Jean Gabin was Franceís Humphrey Bogart, an actor whose specialty was the sort of rough, manly, cynical but romantic lead thatís as rare as a good musical these days. Julien Duvivierís exotic crime drama, set in the Casbah of pre-war Algiers, is a great introduction to Gabin and his world.
Pepe is a famous thief, loved by everyone but the police, whoís cornered in the labyrinth slum where the police dare not go. Heís safe there, but he longs to escape, especially after falling for Mireille Balinís beautiful playgirl, an unwitting trap set for him by a wily detective.
Packaged with a documentary on Gabin, an interview with Duvivier, and visual essays on the filmís influence on both French and American cinema, itís a rare glimpse at an actor, and a period in French cinema history, almost unknown on this side of the ocean.
Itís hard to pinpoint just whatís wrong with this leaden, laughless comedy. The stars - Matthew Perry and Elizabeth Hurley - arenít without charm, and the supporting cast (Barbershopís Cedric the Entertainer, Bruce Campbell of Evil Dead fame, and the "Sopranosí" Vincent Pastore) more than solid, but from almost the first shot, Reggie Hudlinís film drops to its knees and crawls painfully to a predictable finish.
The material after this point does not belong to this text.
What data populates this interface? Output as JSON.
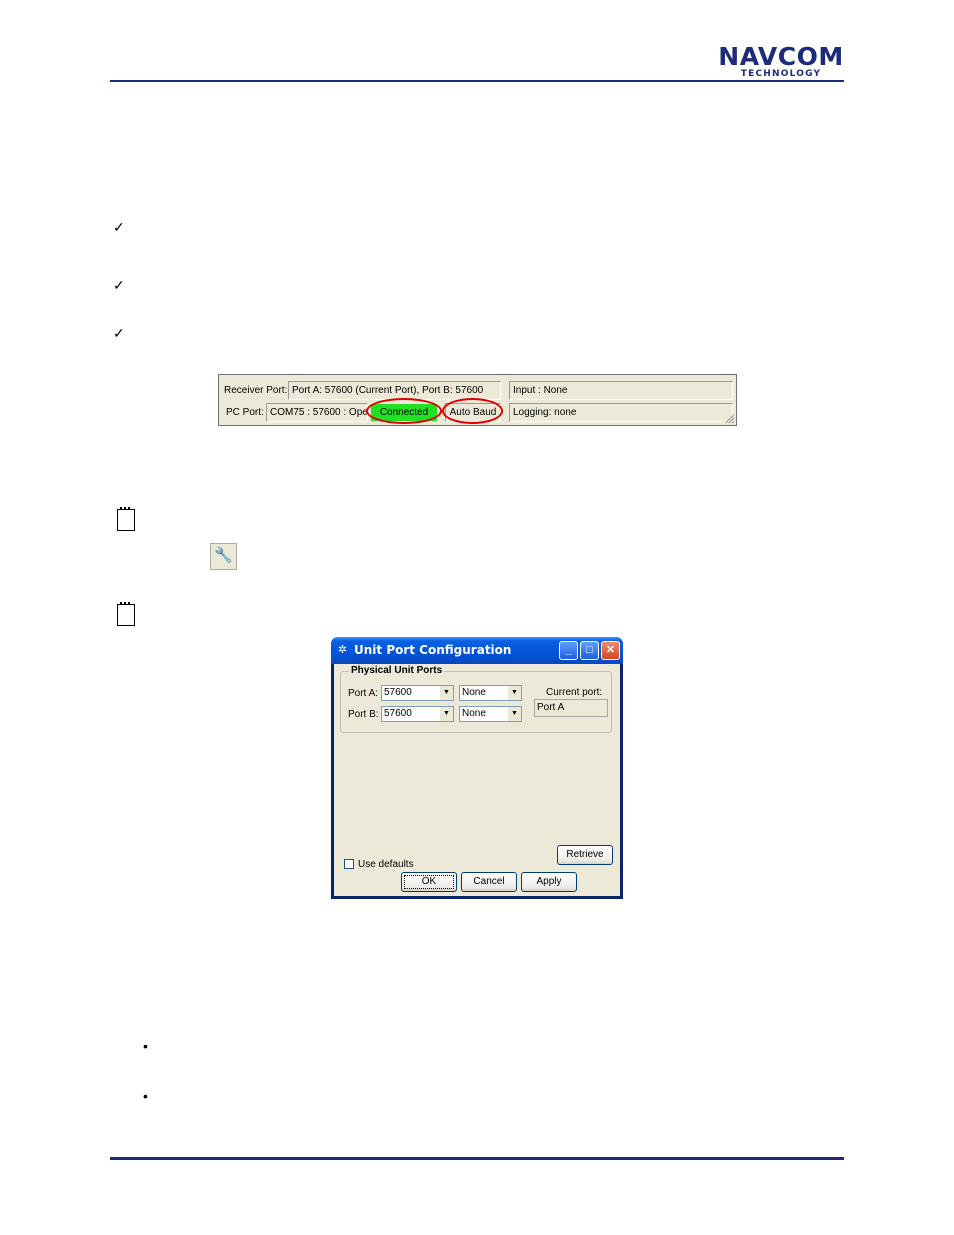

Perry, basically a wisecrack artist, is fed a long string of dud lines, so it could be the script. And Hurley, hardly a great actress when sheís wearing too many clothes, is given just a bit too much to do, so itís easy to blame Hudlin. ďMaking-ofĒ featurettes, the empty carbs of DVD packaging, donít often give too much away, but you canít help but groan when it becomes obvious in interviews with the principals involved in Serving Sara that, once the cast was pulled together, everyone basically stood back and expected the top to spin itself.
Babak Payamiís microscopic probe of grassroots democracy at work is a lean piece of work, typical of Iranian cinema, and suffused with a variety of spiritually leaching, unmistakably social despair.
A young woman from the city arrives on a remote island to supervise voting, grudgingly accompanied by a young soldier as driver and guard. Her day goes from bad to worse, as she tries to teach the locals the fine points of voting, and comes up against the sort of paranoid hostility unique to rural life, and the resigned, even beaten complicity of Muslim country women in their traditionally marginal status. Her faith in democracy gets a beating, which Payami is careful to show clinically, in long takes and wide, static shots, lit by the bright, probing midsummer sun. A relentless, unhappy sort of film, with few consolations apart from its meditative camerawork.